- **Exercise brief**
Using the records below, filter for lines that contain the string "Passed" and copy them out.

[Data excerpts]
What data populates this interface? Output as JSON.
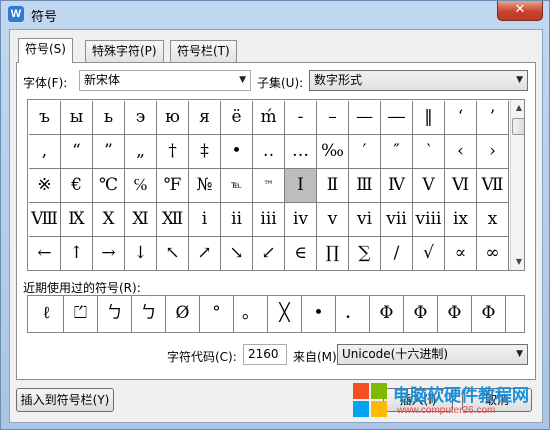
{
  "window": {
    "title": "符号",
    "icon": "W",
    "close": "✕"
  },
  "tabs": [
    {
      "label": "符号(S)",
      "active": true
    },
    {
      "label": "特殊字符(P)",
      "active": false
    },
    {
      "label": "符号栏(T)",
      "active": false
    }
  ],
  "font": {
    "label": "字体(F):",
    "value": "新宋体"
  },
  "subset": {
    "label": "子集(U):",
    "value": "数字形式"
  },
  "symbols": [
    "ъ",
    "ы",
    "ь",
    "э",
    "ю",
    "я",
    "ё",
    "ḿ",
    "-",
    "–",
    "—",
    "―",
    "‖",
    "‘",
    "’",
    ",",
    "“",
    "”",
    "„",
    "†",
    "‡",
    "•",
    "‥",
    "…",
    "‰",
    "′",
    "″",
    "‵",
    "‹",
    "›",
    "※",
    "€",
    "℃",
    "℅",
    "℉",
    "№",
    "℡",
    "™",
    "Ⅰ",
    "Ⅱ",
    "Ⅲ",
    "Ⅳ",
    "Ⅴ",
    "Ⅵ",
    "Ⅶ",
    "Ⅷ",
    "Ⅸ",
    "Ⅹ",
    "Ⅺ",
    "Ⅻ",
    "ⅰ",
    "ⅱ",
    "ⅲ",
    "ⅳ",
    "ⅴ",
    "ⅵ",
    "ⅶ",
    "ⅷ",
    "ⅸ",
    "ⅹ",
    "←",
    "↑",
    "→",
    "↓",
    "↖",
    "↗",
    "↘",
    "↙",
    "∈",
    "∏",
    "∑",
    "∕",
    "√",
    "∝",
    "∞"
  ],
  "selected_index": 38,
  "recent": {
    "label": "近期使用过的符号(R):",
    "items": [
      "ℓ",
      "⏍",
      "ㄅ",
      "ㄅ",
      "Ø",
      "°",
      "。",
      "╳",
      "•",
      "．",
      "Φ",
      "Φ",
      "Φ",
      "Φ"
    ]
  },
  "char_code": {
    "label": "字符代码(C):",
    "value": "2160"
  },
  "from": {
    "label": "来自(M)",
    "value": "Unicode(十六进制)"
  },
  "buttons": {
    "insert_to_bar": "插入到符号栏(Y)",
    "insert": "插入(I)",
    "cancel": "取消"
  },
  "watermark": {
    "title": "电脑软硬件教程网",
    "url": "www.computer26.com"
  },
  "colors": {
    "selected_cell": "#bdbdbd",
    "close_button": "#c7432b",
    "watermark_title": "#1a8fd8",
    "watermark_url": "#e04848"
  }
}
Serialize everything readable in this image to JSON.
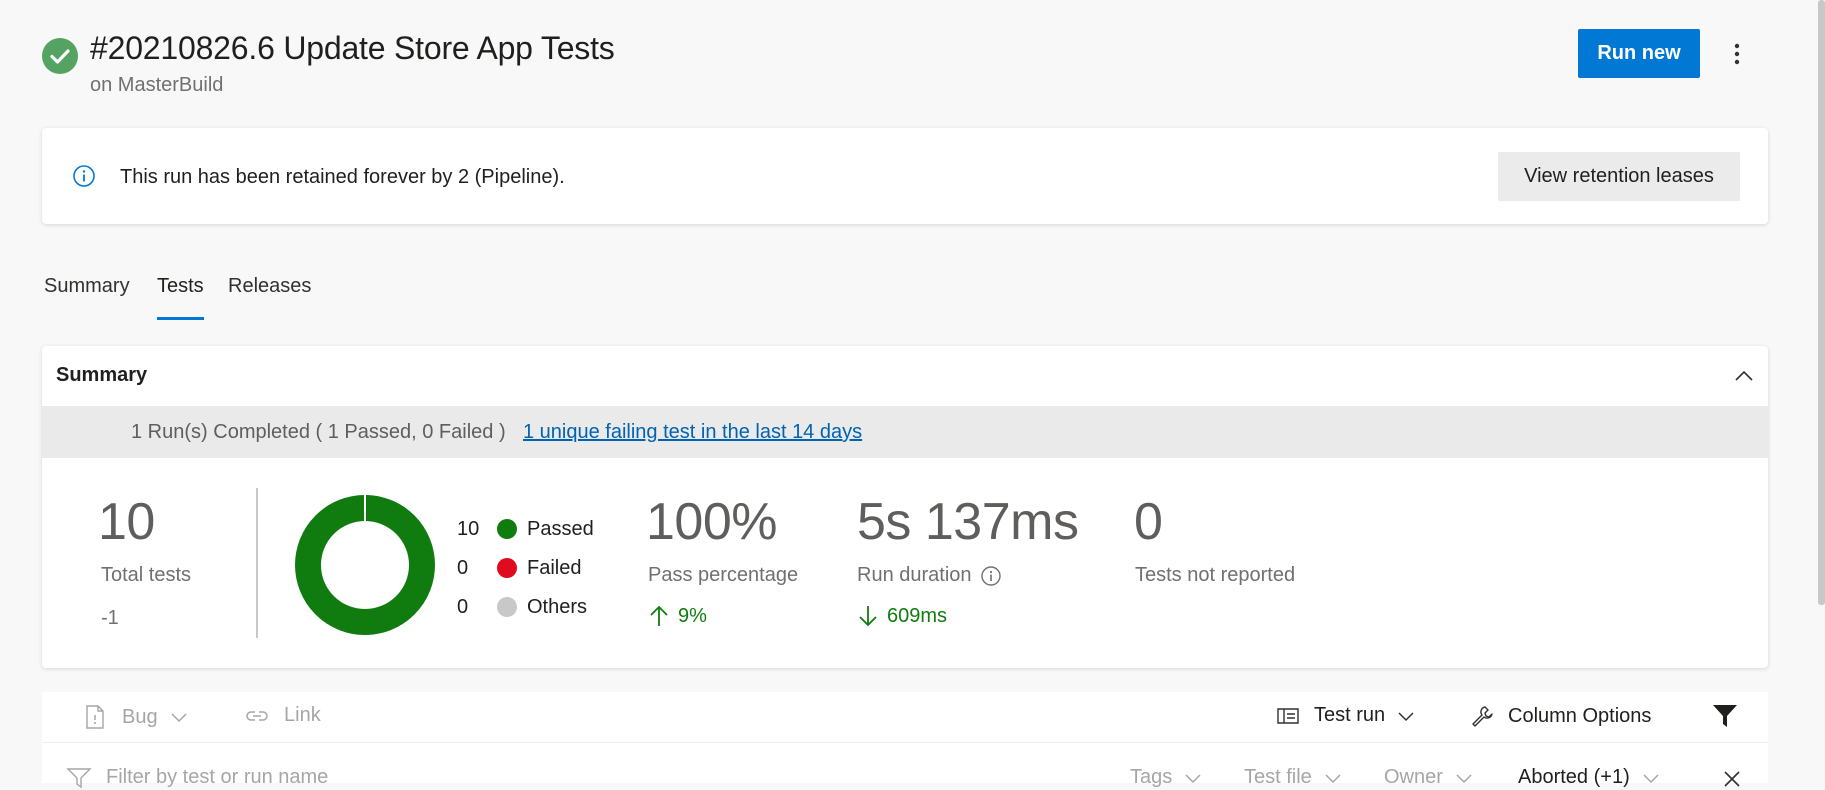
{
  "header": {
    "title": "#20210826.6 Update Store App Tests",
    "subtitle": "on MasterBuild",
    "status_icon": "check-circle-icon",
    "status_color": "#55a362",
    "run_new_label": "Run new",
    "more_icon": "more-vertical-icon"
  },
  "banner": {
    "message": "This run has been retained forever by 2 (Pipeline).",
    "button_label": "View retention leases",
    "icon": "info-icon"
  },
  "tabs": [
    {
      "label": "Summary",
      "active": false
    },
    {
      "label": "Tests",
      "active": true
    },
    {
      "label": "Releases",
      "active": false
    }
  ],
  "summary": {
    "title": "Summary",
    "runs_text": "1 Run(s) Completed ( 1 Passed, 0 Failed )",
    "failing_link": "1 unique failing test in the last 14 days",
    "total_tests": {
      "value": "10",
      "label": "Total tests",
      "delta": "-1"
    },
    "legend": [
      {
        "count": "10",
        "label": "Passed",
        "color": "#107c10"
      },
      {
        "count": "0",
        "label": "Failed",
        "color": "#e00b1c"
      },
      {
        "count": "0",
        "label": "Others",
        "color": "#c8c8c8"
      }
    ],
    "pass_percentage": {
      "value": "100%",
      "label": "Pass percentage",
      "delta": "9%"
    },
    "run_duration": {
      "value": "5s 137ms",
      "label": "Run duration",
      "delta": "609ms"
    },
    "not_reported": {
      "value": "0",
      "label": "Tests not reported"
    }
  },
  "chart_data": {
    "type": "pie",
    "categories": [
      "Passed",
      "Failed",
      "Others"
    ],
    "values": [
      10,
      0,
      0
    ],
    "colors": [
      "#107c10",
      "#e00b1c",
      "#c8c8c8"
    ],
    "style": "donut"
  },
  "toolbar": {
    "bug_label": "Bug",
    "link_label": "Link",
    "test_run_label": "Test run",
    "column_options_label": "Column Options"
  },
  "filter": {
    "placeholder": "Filter by test or run name",
    "tags_label": "Tags",
    "test_file_label": "Test file",
    "owner_label": "Owner",
    "outcome_label": "Aborted (+1)"
  }
}
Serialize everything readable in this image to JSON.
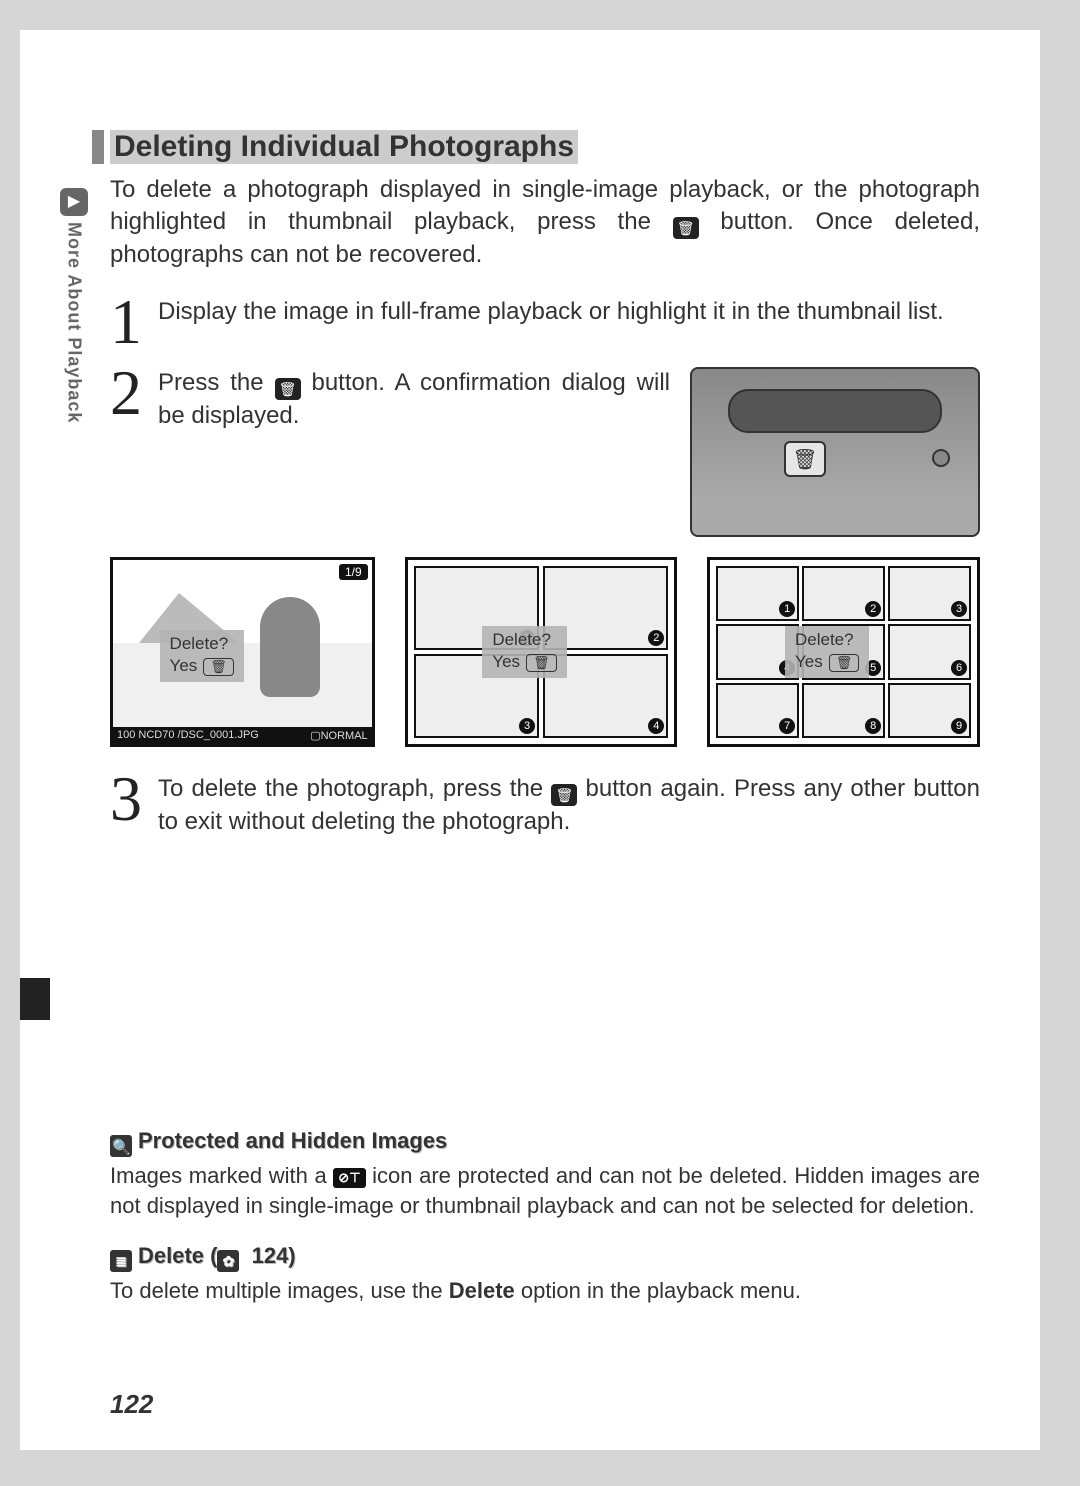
{
  "sidebar": {
    "label": "More About Playback"
  },
  "title": "Deleting Individual Photographs",
  "intro_a": "To delete a photograph displayed in single-image playback, or the photograph highlighted in thumbnail playback, press the ",
  "intro_b": " button.  Once deleted, photographs can not be recovered.",
  "steps": {
    "s1": "Display the image in full-frame playback or highlight it in the thumbnail list.",
    "s2_a": "Press the ",
    "s2_b": " button.  A confirmation dialog will be displayed.",
    "s3_a": "To delete the photograph, press the ",
    "s3_b": " button again.  Press any other button to exit without deleting the photograph."
  },
  "dialog": {
    "question": "Delete?",
    "yes": "Yes"
  },
  "thumb1": {
    "counter": "1/9",
    "folder": "100 NCD70 /DSC_0001.JPG",
    "quality": "NORMAL"
  },
  "grid4": [
    "1",
    "2",
    "3",
    "4"
  ],
  "grid9": [
    "1",
    "2",
    "3",
    "4",
    "5",
    "6",
    "7",
    "8",
    "9"
  ],
  "note1": {
    "title": "Protected and Hidden Images",
    "body_a": "Images marked with a ",
    "body_b": " icon are protected and can not be deleted.  Hidden images are not displayed in single-image or thumbnail playback and can not be selected for deletion."
  },
  "note2": {
    "title_a": "Delete (",
    "title_b": " 124)",
    "body_a": "To delete multiple images, use the ",
    "body_bold": "Delete",
    "body_b": " option in the playback menu."
  },
  "page_number": "122",
  "icons": {
    "trash": "🗑",
    "menu": "≣",
    "info": "🔍",
    "protect": "⊘⊤",
    "ref": "✿"
  }
}
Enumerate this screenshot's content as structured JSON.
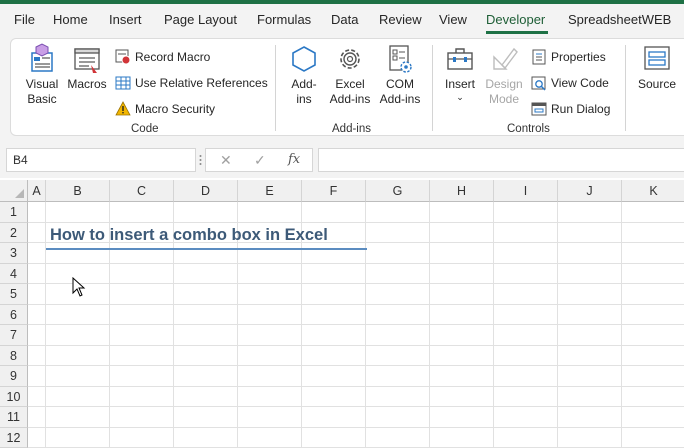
{
  "menu": {
    "items": [
      "File",
      "Home",
      "Insert",
      "Page Layout",
      "Formulas",
      "Data",
      "Review",
      "View",
      "Developer",
      "SpreadsheetWEB"
    ],
    "active": "Developer"
  },
  "ribbon": {
    "code": {
      "label": "Code",
      "visual_basic": [
        "Visual",
        "Basic"
      ],
      "macros": "Macros",
      "record_macro": "Record Macro",
      "relative_refs": "Use Relative References",
      "macro_security": "Macro Security"
    },
    "addins": {
      "label": "Add-ins",
      "addins_btn": [
        "Add-",
        "ins"
      ],
      "excel_addins": [
        "Excel",
        "Add-ins"
      ],
      "com_addins": [
        "COM",
        "Add-ins"
      ]
    },
    "controls": {
      "label": "Controls",
      "insert": "Insert",
      "design_mode": [
        "Design",
        "Mode"
      ],
      "properties": "Properties",
      "view_code": "View Code",
      "run_dialog": "Run Dialog"
    },
    "xml": {
      "source": "Source"
    }
  },
  "formula_bar": {
    "name_box": "B4",
    "formula": ""
  },
  "sheet": {
    "columns": [
      "A",
      "B",
      "C",
      "D",
      "E",
      "F",
      "G",
      "H",
      "I",
      "J",
      "K"
    ],
    "rows": [
      "1",
      "2",
      "3",
      "4",
      "5",
      "6",
      "7",
      "8",
      "9",
      "10",
      "11",
      "12"
    ],
    "title": "How to insert a combo box in Excel"
  },
  "colors": {
    "accent": "#1e7145",
    "title_text": "#3d5a78",
    "title_underline": "#5b8cc0"
  }
}
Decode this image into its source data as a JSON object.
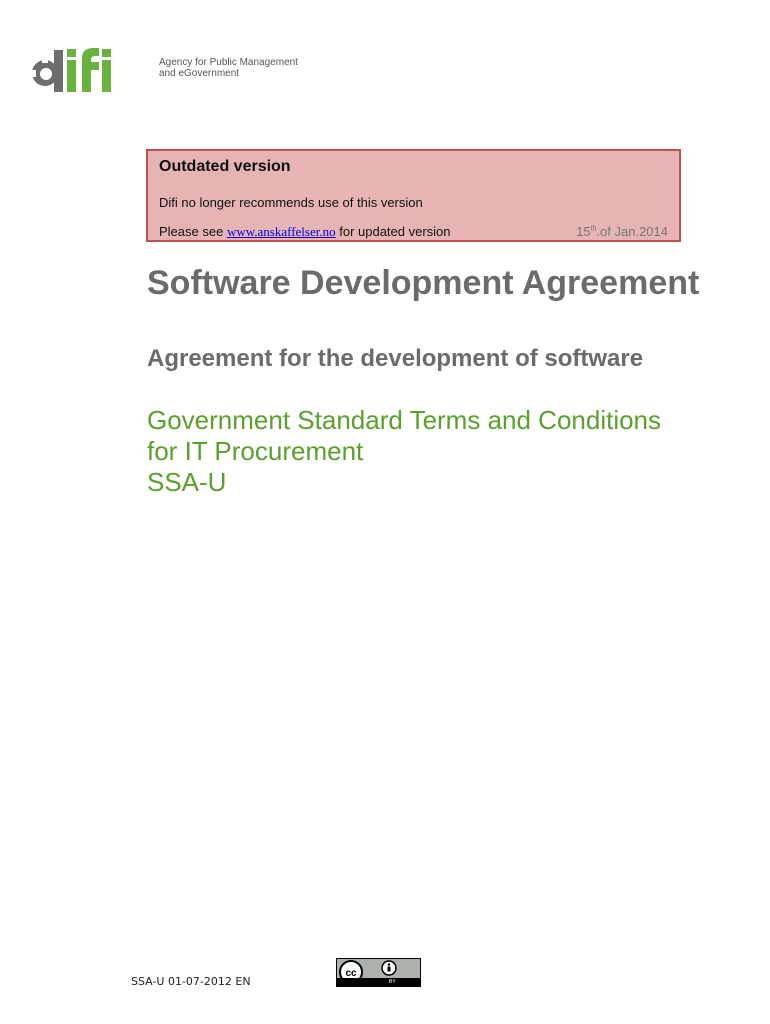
{
  "logo": {
    "wordmark": "difi",
    "tagline_line1": "Agency for Public Management",
    "tagline_line2": "and eGovernment"
  },
  "notice": {
    "title": "Outdated version",
    "line1": "Difi no longer recommends use of this version",
    "line2_prefix": "Please see ",
    "link_text": "www.anskaffelser.no",
    "line2_suffix": " for updated version",
    "date_day": "15",
    "date_suffix": "th",
    "date_rest": ".of Jan.2014"
  },
  "document": {
    "title": "Software Development Agreement",
    "subtitle": "Agreement for the development of software",
    "standard_line1": "Government Standard Terms and Conditions",
    "standard_line2": "for IT Procurement",
    "standard_line3": "SSA-U"
  },
  "footer": {
    "code": "SSA-U 01-07-2012 EN",
    "license_icon": "creative-commons-by-icon",
    "license_label": "BY"
  },
  "colors": {
    "logo_green": "#6ab23e",
    "logo_grey": "#6d6e70",
    "notice_bg": "#e6b4b4",
    "notice_border": "#c0504d",
    "title_grey": "#6b6b6b",
    "standard_green": "#5aa02c"
  }
}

- **Solution to this task**
    "runs_text": "1 Run(s) Completed ( 1 Passed, 0 Failed )",
        "label": "Passed",
      "Passed",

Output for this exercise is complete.